Staying active also improves your sleep quality. Do you find yourself wanting deeper sleep at night? Deep sleep can have a significant impact on your recovery. Exercising during the day can help you fall asleep easier at night and remind your body when it’s time to wake up. In short, proper sleep is essential for making sure that your brain functions effectively and is operating at its best.

# 3: Benefits Mental and Physical Health

The mental and physical health benefits of exercise mean that it is also a good tool for coping and treating co-occurring disorders, from depression to chronic pain. One recent study shows a marked decrease in symptoms of depression and anxiety over the course of six weeks with exercise and one-on-one coaching.

There are also numerous physical benefits to exercising regularly. Consistent light-intensity aerobic exercise can help your lower blood pressure and triglyceride levels. This reduces your risk for high cholesterol and cardiovascular (heart) diseases. If you can avoid the burden of preventable physical ailments, why not do so? Your recovery journey will only benefit from a healthier body and mind.

#4: Increased Dopamine Levels

We all know that the recovery journey takes patience and hard work. As a result, you may feel burnt out or low from time to time. However, you can still experience a boost of dopamine (and endorphins) by exercising a bit each day. If there’s a healthy, easy way to improve your mood, physical activity is the most straightforward option. Fitness is often the best option and the one that you need to help you boost your mood and have a more alert mind.

#5: Helps Prevent Relapse

As mentioned above, research has shown that those in recovery are more likely to abstain from substance abuse for longer durations if they exercise regularly. Having a fitness routine can offer stability and consistency in your day to day life. It can also be a helpful way to shift the mind away cravings or a tempting situation. Putting the mind and body to work in other ways is a proven way to curb old habits, which in turn can prevent relapse over time.

What Are Some Steps to Start Exercising?

The best way to start exercising is simply to start exercising. Try a short routines at first, even if it’s only 10 or 15 minutes a day. Staying consistent is the more important factor and can still hold positive results for your mental health. Once you have this established and you find that exercise is enjoyable and effective, you can work your way up. Longer or more difficult routines have their place, too.

As far as specific exercises that are worth starting with, try swimming or fast-paced walking. These are both low-impact exercises that use the whole body. They’re also known to alleviate stress and help with cravings if you do them on a regular basis.

Yoga is also a good place to start and can be an effective form of exercise for recovery. This is because it emphasizes mental health while still moving the body. Sometimes participants also meditate while doing yoga, which can help the mind to work through any anxieties or negative thoughts.
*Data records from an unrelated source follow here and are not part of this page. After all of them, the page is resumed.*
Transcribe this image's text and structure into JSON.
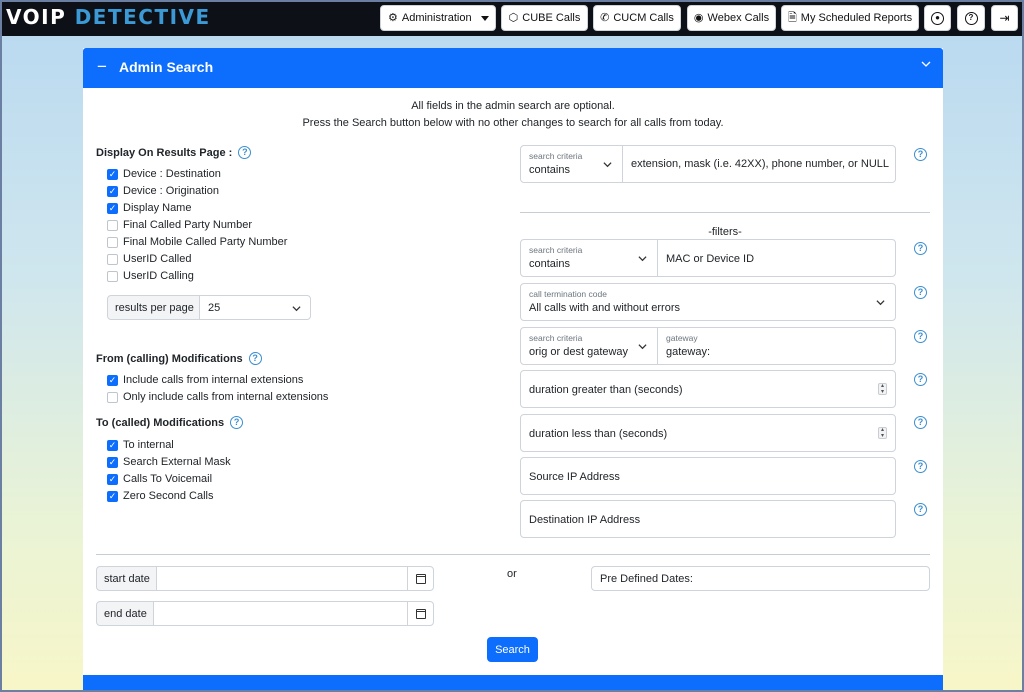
{
  "logo": {
    "part1": "VOIP",
    "part2": "DETECTIVE"
  },
  "nav": {
    "administration": "Administration",
    "cube_calls": "CUBE Calls",
    "cucm_calls": "CUCM Calls",
    "webex_calls": "Webex Calls",
    "scheduled_reports": "My Scheduled Reports"
  },
  "panel": {
    "title": "Admin Search",
    "intro_line1": "All fields in the admin search are optional.",
    "intro_line2": "Press the Search button below with no other changes to search for all calls from today."
  },
  "display": {
    "title": "Display On Results Page :",
    "items": [
      {
        "label": "Device : Destination",
        "checked": true
      },
      {
        "label": "Device : Origination",
        "checked": true
      },
      {
        "label": "Display Name",
        "checked": true
      },
      {
        "label": "Final Called Party Number",
        "checked": false
      },
      {
        "label": "Final Mobile Called Party Number",
        "checked": false
      },
      {
        "label": "UserID Called",
        "checked": false
      },
      {
        "label": "UserID Calling",
        "checked": false
      }
    ],
    "results_per_page_label": "results per page",
    "results_per_page_value": "25"
  },
  "from_mod": {
    "title": "From (calling) Modifications",
    "items": [
      {
        "label": "Include calls from internal extensions",
        "checked": true
      },
      {
        "label": "Only include calls from internal extensions",
        "checked": false
      }
    ]
  },
  "to_mod": {
    "title": "To (called) Modifications",
    "items": [
      {
        "label": "To internal",
        "checked": true
      },
      {
        "label": "Search External Mask",
        "checked": true
      },
      {
        "label": "Calls To Voicemail",
        "checked": true
      },
      {
        "label": "Zero Second Calls",
        "checked": true
      }
    ]
  },
  "criteria1": {
    "label": "search criteria",
    "value": "contains",
    "placeholder": "extension, mask (i.e. 42XX), phone number, or NULL"
  },
  "filters_label": "-filters-",
  "criteria2": {
    "label": "search criteria",
    "value": "contains",
    "placeholder": "MAC or Device ID"
  },
  "termination": {
    "label": "call termination code",
    "value": "All calls with and without errors"
  },
  "criteria3": {
    "label": "search criteria",
    "value": "orig or dest gateway",
    "gateway_label": "gateway",
    "gateway_value": "gateway:"
  },
  "duration_gt": "duration greater than (seconds)",
  "duration_lt": "duration less than (seconds)",
  "source_ip": "Source IP Address",
  "dest_ip": "Destination IP Address",
  "dates": {
    "start_label": "start date",
    "end_label": "end date",
    "or": "or",
    "predefined": "Pre Defined Dates:"
  },
  "search_button": "Search",
  "colors": {
    "primary": "#0d6efd",
    "topbar": "#0d1117",
    "logo_accent": "#3b9ad6",
    "help": "#3b8ed0"
  }
}
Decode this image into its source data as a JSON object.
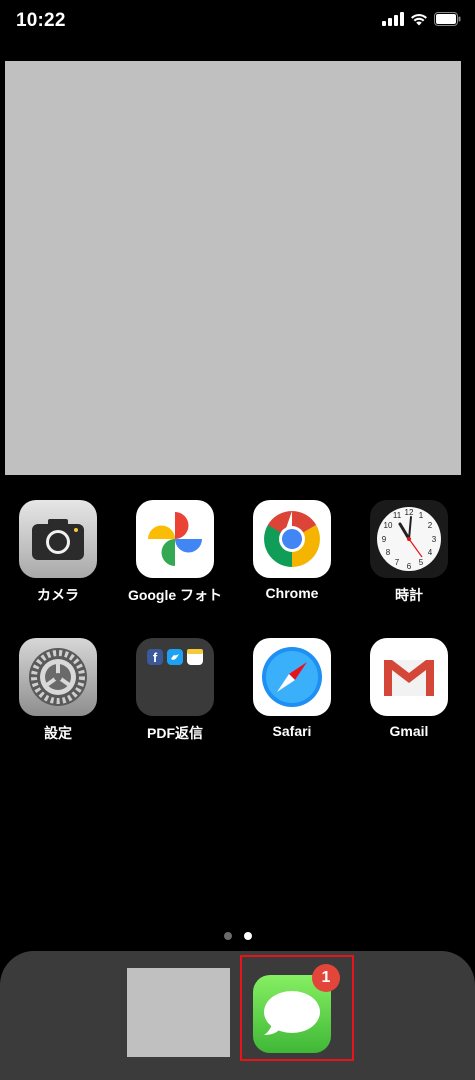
{
  "status_bar": {
    "time": "10:22",
    "icons": [
      "signal-bars-icon",
      "wifi-icon",
      "battery-icon"
    ]
  },
  "home": {
    "apps": [
      {
        "label": "カメラ",
        "icon": "camera-icon"
      },
      {
        "label": "Google フォト",
        "icon": "google-photos-icon"
      },
      {
        "label": "Chrome",
        "icon": "chrome-icon"
      },
      {
        "label": "時計",
        "icon": "clock-icon"
      },
      {
        "label": "設定",
        "icon": "settings-gear-icon"
      },
      {
        "label": "PDF返信",
        "icon": "folder-icon"
      },
      {
        "label": "Safari",
        "icon": "safari-compass-icon"
      },
      {
        "label": "Gmail",
        "icon": "gmail-icon"
      }
    ],
    "page_count": 2,
    "current_page": 2
  },
  "dock": {
    "messages_badge": "1",
    "messages_icon": "messages-icon"
  },
  "colors": {
    "background": "#000000",
    "placeholder": "#c0c0c0",
    "dock": "#3b3b3b",
    "badge": "#e2463a",
    "highlight": "#e8141b",
    "messages_green": "#4cd964"
  }
}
If you want to incorporate socialization, team sports are a great way to combine fitness and group activities. This type of social connection can help increase a sense of belonging and self-esteem, both of which are essential in the recovery process. 

Recovery isn’t always an easy journey. But there are ways to help you succeed with small steps every day. If you feel stressed, sad, or have strong cravings, it can be a great alternative to incorporate exercise into your daily routine. To speak to a professional about further treatment options and resources, connect with Pinnacle Recovery today to start your journey.